'''

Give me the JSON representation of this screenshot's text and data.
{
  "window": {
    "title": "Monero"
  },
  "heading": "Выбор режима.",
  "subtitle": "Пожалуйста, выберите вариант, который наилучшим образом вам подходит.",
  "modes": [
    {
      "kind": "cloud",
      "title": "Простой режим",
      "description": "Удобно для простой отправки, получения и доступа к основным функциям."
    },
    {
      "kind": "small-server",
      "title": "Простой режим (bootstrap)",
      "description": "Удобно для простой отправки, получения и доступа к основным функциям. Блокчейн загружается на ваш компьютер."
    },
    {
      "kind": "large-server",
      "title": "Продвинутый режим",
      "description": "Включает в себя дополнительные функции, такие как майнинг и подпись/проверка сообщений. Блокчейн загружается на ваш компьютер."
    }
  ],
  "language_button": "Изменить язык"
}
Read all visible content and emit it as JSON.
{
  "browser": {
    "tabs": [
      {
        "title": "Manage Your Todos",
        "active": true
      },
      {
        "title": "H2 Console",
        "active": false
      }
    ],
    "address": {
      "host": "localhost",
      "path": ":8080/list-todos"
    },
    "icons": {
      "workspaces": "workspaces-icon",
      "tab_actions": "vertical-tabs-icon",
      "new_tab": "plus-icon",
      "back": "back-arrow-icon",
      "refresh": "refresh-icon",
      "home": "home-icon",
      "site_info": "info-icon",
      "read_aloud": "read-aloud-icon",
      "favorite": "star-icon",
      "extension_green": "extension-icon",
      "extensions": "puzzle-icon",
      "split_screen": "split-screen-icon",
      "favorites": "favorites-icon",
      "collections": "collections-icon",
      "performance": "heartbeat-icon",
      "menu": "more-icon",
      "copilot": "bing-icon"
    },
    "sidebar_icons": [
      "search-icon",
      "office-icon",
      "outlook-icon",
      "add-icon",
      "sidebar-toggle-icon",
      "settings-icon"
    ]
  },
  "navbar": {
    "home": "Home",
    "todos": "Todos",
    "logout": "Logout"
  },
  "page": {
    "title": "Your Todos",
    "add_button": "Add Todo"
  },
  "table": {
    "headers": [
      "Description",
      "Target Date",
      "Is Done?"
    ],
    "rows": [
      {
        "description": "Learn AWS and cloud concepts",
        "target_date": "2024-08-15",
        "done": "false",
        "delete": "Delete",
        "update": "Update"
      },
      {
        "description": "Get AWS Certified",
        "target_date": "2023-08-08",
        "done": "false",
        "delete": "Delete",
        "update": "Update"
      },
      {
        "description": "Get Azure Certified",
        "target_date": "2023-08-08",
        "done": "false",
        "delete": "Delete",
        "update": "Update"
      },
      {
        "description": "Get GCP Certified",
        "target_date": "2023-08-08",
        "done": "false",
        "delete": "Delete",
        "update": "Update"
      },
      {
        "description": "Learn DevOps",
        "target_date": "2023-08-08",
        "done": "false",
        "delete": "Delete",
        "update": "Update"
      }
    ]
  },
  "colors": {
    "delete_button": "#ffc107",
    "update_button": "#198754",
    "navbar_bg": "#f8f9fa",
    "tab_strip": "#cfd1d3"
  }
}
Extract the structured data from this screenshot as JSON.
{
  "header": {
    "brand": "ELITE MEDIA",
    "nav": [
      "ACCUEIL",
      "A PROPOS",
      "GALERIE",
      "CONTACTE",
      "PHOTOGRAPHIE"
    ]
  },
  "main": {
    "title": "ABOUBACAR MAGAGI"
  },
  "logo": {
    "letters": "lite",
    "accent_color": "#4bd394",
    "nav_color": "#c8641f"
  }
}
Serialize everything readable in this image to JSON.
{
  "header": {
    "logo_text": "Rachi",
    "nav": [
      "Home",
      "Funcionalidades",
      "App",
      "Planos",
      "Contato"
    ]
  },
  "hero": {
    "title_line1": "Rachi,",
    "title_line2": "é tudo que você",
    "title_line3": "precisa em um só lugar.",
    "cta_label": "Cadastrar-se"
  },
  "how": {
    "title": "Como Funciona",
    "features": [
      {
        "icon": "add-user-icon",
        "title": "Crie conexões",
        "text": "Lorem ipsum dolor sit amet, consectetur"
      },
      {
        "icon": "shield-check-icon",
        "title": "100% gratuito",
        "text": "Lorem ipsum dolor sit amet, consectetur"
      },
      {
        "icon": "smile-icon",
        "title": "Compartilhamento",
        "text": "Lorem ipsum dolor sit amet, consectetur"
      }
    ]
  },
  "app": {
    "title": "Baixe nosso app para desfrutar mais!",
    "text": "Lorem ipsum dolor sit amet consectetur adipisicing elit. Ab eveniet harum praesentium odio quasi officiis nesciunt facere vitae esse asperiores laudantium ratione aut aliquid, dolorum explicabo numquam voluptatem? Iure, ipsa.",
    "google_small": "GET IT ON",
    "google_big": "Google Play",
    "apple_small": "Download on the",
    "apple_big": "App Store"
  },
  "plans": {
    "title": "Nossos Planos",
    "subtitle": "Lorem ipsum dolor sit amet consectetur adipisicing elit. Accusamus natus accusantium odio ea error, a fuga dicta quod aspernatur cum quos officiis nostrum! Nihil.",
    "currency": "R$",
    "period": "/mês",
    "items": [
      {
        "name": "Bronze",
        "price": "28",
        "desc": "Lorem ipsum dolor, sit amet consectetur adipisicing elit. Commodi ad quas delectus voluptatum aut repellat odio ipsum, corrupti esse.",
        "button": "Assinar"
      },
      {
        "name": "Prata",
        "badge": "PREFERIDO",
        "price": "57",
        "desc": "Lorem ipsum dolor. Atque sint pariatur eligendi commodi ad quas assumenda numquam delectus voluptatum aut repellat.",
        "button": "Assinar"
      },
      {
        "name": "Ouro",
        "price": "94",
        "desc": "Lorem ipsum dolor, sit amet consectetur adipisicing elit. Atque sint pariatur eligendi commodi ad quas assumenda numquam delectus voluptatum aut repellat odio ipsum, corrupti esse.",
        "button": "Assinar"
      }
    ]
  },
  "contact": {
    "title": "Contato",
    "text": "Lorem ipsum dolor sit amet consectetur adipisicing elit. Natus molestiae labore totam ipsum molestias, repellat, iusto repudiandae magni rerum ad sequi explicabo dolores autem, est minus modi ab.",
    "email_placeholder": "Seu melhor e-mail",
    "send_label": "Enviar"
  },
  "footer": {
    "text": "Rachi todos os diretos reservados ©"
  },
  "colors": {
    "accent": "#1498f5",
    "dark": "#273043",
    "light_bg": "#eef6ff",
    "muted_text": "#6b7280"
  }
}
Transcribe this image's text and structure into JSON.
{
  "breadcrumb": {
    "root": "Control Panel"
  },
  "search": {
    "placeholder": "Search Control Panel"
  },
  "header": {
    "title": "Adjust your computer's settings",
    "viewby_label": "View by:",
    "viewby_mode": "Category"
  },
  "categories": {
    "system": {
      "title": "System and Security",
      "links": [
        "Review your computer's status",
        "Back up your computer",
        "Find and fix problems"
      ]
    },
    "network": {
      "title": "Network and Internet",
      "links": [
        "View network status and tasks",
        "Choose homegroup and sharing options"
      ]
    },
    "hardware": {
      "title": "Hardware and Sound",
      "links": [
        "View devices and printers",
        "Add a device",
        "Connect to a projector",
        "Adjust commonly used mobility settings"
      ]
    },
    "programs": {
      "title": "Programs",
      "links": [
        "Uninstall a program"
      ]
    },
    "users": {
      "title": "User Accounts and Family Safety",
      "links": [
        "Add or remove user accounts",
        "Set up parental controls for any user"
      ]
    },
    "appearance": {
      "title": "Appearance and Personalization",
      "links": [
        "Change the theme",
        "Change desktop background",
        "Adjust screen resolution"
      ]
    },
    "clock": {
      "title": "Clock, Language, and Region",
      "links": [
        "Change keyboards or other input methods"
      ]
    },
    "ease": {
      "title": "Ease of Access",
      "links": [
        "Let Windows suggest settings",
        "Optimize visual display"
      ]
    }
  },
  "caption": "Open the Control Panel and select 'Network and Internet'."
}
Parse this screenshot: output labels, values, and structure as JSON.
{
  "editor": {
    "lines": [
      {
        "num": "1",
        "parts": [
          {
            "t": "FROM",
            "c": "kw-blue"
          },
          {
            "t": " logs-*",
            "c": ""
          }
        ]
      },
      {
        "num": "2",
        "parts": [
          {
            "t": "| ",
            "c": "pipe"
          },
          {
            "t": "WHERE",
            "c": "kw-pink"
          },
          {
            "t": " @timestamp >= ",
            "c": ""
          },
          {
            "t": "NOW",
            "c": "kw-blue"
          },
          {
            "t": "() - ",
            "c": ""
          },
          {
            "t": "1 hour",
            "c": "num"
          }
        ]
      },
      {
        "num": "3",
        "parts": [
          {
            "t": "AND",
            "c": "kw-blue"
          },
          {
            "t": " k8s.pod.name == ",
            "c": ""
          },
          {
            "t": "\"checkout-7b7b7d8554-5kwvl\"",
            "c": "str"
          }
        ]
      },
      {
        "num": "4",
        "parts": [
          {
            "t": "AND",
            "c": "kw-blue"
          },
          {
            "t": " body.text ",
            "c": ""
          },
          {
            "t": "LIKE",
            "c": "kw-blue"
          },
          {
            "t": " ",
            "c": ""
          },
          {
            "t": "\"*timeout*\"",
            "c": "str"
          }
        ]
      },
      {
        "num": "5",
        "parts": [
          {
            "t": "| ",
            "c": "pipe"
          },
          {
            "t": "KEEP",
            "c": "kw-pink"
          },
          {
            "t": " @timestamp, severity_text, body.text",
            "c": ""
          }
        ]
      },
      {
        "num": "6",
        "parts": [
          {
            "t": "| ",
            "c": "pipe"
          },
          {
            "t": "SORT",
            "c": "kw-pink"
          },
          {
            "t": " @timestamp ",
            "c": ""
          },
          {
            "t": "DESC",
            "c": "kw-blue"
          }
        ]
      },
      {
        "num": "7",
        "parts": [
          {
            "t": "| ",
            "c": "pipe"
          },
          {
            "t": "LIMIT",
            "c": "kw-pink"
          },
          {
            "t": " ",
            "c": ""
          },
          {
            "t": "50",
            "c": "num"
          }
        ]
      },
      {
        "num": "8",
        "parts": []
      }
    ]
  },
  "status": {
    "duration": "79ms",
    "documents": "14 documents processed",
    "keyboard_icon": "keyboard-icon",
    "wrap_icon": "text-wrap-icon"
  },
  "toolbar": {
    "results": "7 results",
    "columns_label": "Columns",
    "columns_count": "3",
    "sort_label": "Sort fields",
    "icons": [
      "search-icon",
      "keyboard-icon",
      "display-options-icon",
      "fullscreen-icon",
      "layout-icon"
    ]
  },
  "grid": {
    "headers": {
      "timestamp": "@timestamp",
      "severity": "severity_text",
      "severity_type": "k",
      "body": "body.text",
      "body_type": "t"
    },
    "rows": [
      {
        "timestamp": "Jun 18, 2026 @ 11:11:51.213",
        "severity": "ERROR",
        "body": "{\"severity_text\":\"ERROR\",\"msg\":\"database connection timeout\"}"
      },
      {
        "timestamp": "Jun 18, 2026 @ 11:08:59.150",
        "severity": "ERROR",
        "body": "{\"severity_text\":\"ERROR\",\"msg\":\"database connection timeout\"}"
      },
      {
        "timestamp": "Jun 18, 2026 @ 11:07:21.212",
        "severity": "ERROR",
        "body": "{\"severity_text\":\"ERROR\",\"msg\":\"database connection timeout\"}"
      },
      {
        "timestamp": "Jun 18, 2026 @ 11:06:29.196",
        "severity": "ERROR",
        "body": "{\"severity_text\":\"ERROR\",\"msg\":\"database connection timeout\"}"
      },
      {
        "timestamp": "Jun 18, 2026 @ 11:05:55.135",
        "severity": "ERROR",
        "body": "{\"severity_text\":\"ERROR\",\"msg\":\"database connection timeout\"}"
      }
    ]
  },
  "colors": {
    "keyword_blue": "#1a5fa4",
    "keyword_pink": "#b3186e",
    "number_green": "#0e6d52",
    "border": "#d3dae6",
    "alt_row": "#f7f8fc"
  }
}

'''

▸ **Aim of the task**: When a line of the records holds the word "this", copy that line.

▸ **Written reply**:
Give me the JSON representation of this screenshot's text and data.
Extract the structured data from this screenshot as JSON.
Serialize everything readable in this image to JSON.
Transcribe this image's text and structure into JSON.
Parse this screenshot: output labels, values, and structure as JSON.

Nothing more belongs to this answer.